The AGD was launched in 2022 by the sequencing heavyweight Illumina and Nashville Biosciences, a subsidiary of Vanderbilt University Medical Center (VUMC) in the U.S. The aim is to expand the diversity of genomic data collections in the industry and harness it to accelerate the development of new therapies.
There is a large genomic gap in the biotech and pharma industry where the majority of genomes sequenced so far belong to people of European ancestry. This can miss potential disease targets and create obstacles when tailoring treatments to people from different ancestries.
To address this gap, the founding pharma members of the AGD will pitch in to fund the whole-genome sequencing of more than 250,000 samples in a biobank run by VUMC.
Illumina and Nashville teamed up with Amgen in January 2023 to have Amgen’s subsidiary deCODE genetics collect genetic data from the first 35,000 samples from the VUMC, which are mostly from African ancestry. With today’s announcement, deCODE will now sequence the remaining samples in the collection.
The AGD will deploy Illumina’s next-generation sequencing and bioinformatics platforms to annotate and interpret the genomics data. The group will share the datasets on a cloud service hosted by Illumina or other trusted platforms and will use additional clinical data in VUMC’s trove to then unpick disease mechanisms and discover novel drug targets.
In a public release, Joydeep Goswami, chief financial officer and chief strategy and corporate development officer of Illumina, welcomed the new partners into the AGD.
"Together, we aim to advance genomics and multiomics-based methods for finding therapeutic targets that are more actionable in the treatment and curing of diseases, while also improving the speed, probability of success, and efficiency of the discovery and development process," he stated.
According to the VUMC’s website, it will take until around March 2025 to sequence all samples in the AGD project and the group plans to enlist a total of eight participating companies.
It adds that AGD participants will pay the full cost of sequencing and accessing the DNA samples in the VUMC collection and any proceeds after the costs will be invested further into the biobank. It also mentions that the sequencing data will become available to VUMC researchers in addition to the participant companies.

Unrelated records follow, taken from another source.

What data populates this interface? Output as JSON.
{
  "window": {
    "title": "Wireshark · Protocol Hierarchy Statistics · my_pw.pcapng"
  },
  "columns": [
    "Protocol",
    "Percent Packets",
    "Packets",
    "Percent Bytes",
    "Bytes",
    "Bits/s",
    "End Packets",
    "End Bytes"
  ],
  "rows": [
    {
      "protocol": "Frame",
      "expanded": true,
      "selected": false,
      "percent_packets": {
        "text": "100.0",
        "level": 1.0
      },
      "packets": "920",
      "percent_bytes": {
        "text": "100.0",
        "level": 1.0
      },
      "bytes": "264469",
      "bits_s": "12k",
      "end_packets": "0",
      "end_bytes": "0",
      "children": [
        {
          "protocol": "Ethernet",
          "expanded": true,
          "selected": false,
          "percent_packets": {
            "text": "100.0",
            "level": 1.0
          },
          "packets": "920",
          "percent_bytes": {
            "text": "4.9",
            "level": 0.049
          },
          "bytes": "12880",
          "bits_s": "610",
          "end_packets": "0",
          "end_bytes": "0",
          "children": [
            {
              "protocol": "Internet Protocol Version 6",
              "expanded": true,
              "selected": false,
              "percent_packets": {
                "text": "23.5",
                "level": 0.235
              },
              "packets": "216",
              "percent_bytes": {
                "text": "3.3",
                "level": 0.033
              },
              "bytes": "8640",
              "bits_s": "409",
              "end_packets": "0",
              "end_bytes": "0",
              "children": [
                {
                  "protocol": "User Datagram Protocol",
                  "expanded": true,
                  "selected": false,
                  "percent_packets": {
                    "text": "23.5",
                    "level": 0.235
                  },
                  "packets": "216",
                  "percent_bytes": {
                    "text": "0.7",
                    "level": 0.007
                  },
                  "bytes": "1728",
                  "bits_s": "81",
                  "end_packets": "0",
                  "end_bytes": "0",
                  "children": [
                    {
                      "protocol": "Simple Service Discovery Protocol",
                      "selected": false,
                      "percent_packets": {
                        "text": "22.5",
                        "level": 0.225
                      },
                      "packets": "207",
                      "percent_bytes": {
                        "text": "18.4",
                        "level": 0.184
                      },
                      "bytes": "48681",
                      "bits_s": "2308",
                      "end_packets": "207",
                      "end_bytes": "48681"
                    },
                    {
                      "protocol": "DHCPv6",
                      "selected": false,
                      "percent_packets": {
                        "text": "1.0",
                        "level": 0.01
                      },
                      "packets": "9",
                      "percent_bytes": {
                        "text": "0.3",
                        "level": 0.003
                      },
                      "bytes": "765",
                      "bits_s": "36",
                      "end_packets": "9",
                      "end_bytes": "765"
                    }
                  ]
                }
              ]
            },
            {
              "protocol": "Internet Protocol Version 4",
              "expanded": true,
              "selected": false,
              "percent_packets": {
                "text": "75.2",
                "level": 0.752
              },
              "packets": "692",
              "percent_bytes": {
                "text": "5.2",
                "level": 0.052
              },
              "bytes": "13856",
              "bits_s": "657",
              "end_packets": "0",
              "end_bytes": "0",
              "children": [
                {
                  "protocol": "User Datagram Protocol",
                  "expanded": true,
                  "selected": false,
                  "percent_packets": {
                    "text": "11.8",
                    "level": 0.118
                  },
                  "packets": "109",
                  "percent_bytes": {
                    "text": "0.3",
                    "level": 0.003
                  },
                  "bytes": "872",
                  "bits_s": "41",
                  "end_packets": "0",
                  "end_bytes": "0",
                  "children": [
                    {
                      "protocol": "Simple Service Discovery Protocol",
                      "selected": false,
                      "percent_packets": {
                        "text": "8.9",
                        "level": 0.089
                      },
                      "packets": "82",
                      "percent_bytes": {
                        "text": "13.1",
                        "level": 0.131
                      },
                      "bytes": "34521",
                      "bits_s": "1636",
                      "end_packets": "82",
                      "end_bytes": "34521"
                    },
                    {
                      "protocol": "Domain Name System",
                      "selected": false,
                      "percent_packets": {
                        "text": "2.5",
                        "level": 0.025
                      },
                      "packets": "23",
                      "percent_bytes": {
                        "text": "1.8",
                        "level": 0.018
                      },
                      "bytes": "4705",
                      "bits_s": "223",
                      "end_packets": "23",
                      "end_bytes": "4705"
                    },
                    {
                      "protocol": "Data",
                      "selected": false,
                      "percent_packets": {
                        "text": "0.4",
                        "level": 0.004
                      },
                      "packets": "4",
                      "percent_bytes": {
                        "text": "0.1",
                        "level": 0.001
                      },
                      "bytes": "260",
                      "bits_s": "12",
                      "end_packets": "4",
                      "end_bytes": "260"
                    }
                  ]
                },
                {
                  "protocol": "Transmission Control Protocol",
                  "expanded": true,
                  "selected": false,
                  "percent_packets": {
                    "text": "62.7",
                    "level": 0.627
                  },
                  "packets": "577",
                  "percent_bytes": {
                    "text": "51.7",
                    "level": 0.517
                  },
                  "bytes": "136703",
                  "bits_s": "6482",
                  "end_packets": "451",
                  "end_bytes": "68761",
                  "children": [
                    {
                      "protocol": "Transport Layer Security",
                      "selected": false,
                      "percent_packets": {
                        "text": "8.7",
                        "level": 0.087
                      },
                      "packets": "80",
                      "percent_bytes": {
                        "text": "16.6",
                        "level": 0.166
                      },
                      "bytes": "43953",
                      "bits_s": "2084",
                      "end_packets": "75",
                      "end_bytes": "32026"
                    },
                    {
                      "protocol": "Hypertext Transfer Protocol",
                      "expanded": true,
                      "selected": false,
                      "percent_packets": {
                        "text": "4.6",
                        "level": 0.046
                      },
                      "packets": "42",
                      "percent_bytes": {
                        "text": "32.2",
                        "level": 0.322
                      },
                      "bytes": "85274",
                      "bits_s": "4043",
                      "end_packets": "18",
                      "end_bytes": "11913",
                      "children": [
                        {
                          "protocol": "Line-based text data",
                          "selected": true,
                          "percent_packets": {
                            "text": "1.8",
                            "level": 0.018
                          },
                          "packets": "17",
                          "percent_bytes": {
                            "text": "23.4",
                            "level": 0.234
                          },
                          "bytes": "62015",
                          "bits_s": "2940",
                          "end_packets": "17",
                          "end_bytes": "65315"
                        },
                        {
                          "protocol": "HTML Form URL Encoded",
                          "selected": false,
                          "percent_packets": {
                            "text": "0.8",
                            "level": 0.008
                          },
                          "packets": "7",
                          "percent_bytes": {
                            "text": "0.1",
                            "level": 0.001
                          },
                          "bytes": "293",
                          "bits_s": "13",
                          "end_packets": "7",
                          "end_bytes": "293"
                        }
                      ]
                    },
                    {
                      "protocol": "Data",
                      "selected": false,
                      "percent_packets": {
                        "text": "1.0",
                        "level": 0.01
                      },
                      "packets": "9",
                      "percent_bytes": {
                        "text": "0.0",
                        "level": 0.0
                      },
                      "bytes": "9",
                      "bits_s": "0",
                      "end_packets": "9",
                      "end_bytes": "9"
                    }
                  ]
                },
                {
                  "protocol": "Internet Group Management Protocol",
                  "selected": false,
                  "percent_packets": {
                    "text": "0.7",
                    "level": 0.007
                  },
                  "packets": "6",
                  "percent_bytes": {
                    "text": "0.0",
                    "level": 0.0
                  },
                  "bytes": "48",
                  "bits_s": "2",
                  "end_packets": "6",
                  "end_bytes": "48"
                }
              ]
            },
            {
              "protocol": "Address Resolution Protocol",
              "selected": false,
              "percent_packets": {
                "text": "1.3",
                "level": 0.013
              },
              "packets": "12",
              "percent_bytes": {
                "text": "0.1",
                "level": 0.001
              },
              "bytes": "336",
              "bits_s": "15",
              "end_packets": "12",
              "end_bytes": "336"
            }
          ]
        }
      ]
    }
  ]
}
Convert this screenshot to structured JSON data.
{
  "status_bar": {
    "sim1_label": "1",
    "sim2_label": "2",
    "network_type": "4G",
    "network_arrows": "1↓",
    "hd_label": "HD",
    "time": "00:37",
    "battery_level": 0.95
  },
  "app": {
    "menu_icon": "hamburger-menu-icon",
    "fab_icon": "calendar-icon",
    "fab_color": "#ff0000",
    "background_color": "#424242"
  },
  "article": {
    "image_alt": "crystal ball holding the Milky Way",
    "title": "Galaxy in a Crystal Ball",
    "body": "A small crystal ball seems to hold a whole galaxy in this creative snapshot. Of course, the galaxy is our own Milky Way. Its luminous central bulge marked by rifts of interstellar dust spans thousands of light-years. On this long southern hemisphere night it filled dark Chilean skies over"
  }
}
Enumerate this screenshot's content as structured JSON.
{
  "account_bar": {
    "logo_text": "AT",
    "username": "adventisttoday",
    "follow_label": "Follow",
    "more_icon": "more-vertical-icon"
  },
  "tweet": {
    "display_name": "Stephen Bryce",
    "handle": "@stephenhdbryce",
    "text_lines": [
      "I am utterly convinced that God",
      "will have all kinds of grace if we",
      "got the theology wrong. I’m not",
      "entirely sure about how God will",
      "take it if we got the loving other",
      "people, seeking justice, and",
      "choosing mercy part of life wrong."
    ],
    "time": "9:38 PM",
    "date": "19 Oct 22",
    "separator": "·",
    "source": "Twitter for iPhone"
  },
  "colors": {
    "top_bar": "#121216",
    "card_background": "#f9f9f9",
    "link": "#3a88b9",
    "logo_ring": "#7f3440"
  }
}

There are many industry consortia with the mission to sequence samples from biobanks worldwide, with established examples including the FinnGen consortium, Our Future Health and several projects with the UK Biobank. There are also projects specifically aimed at reaching underserved populations, including the Nigerian 100k Genome Project, the Human Pangenome Reference Consortium (HPRC) and the GenomeAsia 100K Project.